It continuously monitors the domain’s outgoing email, and the receiving server uses the DMARC data to confirm whether the email is originating from a reliable source or not. DMARC is an email policy layer that ensures that emails fulfill two standards: 

  • DomainKeys identified mail (DKIM)
  • Sender-Policy Framework (SPF)

These two standards ensure that Emails are not including phishing scams and that emails sent from your domain are DMARC-compliant. So, they are not flagged as risky email messages. 

Benefits of Using DMARC

There are several top-notch advantages of using DMARC on your email server. Many brands or even Government organizations are using DMARC for security which even allows: 

  • Gain visibility into the email channel to identify the legit and malicious usage of the domain
  • Make sure legit email is delivering while malicious email is not
  • Get notifications when modifications to the email infrastructure could affect the delivery of legal messages
  • Identify threat sources so that they are prepared to prevent attacks before they happen
  • Boost email reputation score and trust

Why Use DMARC for Email?

Email is included in a number of all network attacks, and without using DMARC, it is quite difficult to identify whether the email is fake or real. DMARC helps the domain owner secure and safeguard their domain from malicious use by fighting CEO fraud, spoofing, or phishing. 

Furthermore, there are more than 5 billion email accounts worldwide, and the email channel is the only one with a larger audience. It ensures that the hackers use this channel for illegal purposes. 

In this situation, compliance (DMARC) adds value. DMARC not only offers comprehensive visibility into email channels and also highlights the phishing scams. DMARC is powerful enough to prevent malware attacks and scams and protect against brand abuse. 

Conclusion
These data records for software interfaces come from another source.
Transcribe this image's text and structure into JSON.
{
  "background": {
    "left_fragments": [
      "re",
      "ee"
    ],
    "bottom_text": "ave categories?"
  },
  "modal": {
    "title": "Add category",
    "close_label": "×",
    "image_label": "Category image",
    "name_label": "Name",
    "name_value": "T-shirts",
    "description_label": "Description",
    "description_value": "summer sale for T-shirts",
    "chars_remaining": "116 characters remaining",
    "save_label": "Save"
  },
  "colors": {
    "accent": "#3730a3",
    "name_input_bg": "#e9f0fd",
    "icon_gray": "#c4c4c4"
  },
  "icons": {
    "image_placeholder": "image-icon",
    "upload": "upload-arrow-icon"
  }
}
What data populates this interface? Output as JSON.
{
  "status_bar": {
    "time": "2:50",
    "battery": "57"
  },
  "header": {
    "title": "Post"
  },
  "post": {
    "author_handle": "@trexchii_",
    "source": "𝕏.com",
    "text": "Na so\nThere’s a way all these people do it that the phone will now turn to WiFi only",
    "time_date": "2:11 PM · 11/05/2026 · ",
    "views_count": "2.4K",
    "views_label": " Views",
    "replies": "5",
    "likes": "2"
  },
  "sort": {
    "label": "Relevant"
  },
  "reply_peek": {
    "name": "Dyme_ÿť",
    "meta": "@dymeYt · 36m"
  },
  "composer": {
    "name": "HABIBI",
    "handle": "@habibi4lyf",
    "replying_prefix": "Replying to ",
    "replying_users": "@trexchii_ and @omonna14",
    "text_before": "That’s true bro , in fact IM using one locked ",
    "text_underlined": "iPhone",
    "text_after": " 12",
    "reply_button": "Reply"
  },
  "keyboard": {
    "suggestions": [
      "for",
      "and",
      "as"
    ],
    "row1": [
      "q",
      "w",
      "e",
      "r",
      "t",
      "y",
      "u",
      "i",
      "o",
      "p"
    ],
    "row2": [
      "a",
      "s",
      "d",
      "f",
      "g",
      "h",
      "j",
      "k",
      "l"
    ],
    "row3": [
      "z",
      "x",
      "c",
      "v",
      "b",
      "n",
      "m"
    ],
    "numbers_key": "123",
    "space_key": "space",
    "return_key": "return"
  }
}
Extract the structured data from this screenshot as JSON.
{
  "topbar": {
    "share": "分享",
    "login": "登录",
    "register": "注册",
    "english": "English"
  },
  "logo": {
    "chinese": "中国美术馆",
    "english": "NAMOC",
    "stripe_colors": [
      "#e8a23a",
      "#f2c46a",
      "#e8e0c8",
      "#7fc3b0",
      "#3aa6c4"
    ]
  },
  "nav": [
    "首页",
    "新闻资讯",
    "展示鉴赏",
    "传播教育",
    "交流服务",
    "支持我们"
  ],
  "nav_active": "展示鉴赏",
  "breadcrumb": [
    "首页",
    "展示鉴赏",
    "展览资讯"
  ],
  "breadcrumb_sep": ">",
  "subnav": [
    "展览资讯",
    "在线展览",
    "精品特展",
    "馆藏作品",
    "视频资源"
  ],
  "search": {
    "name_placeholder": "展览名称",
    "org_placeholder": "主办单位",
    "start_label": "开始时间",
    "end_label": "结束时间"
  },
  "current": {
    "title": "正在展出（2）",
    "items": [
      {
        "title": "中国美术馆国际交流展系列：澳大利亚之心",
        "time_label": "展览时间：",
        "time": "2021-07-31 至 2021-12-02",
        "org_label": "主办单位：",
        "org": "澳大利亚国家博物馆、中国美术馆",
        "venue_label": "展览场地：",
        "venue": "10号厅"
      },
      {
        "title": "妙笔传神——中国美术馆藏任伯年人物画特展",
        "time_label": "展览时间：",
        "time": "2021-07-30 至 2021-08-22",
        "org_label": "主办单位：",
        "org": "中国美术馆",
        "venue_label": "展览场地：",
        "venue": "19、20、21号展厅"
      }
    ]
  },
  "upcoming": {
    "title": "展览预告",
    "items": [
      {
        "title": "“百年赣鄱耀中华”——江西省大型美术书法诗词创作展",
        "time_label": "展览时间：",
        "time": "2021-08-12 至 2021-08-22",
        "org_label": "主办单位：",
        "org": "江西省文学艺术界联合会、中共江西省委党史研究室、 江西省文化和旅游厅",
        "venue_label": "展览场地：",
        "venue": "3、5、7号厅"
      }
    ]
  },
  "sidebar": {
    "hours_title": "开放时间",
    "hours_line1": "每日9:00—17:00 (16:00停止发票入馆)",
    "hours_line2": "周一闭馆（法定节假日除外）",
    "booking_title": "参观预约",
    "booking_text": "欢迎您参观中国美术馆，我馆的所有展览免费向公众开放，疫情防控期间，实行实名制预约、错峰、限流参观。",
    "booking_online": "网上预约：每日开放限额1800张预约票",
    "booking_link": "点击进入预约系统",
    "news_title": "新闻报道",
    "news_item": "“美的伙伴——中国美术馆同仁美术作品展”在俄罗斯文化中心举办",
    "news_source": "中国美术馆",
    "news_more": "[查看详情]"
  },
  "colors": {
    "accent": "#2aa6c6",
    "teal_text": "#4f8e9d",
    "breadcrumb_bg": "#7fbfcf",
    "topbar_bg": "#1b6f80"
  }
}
DMARC instructs the receiving servers to verify the authenticity of emails originating from an organization’s domain. Using DMARC, the company can fully understand its email channel and phishing attacks coming from its domain, which was previously only possible after the attacks. However, it plays a great role in securing a domain from malicious threats, which are possible via emails.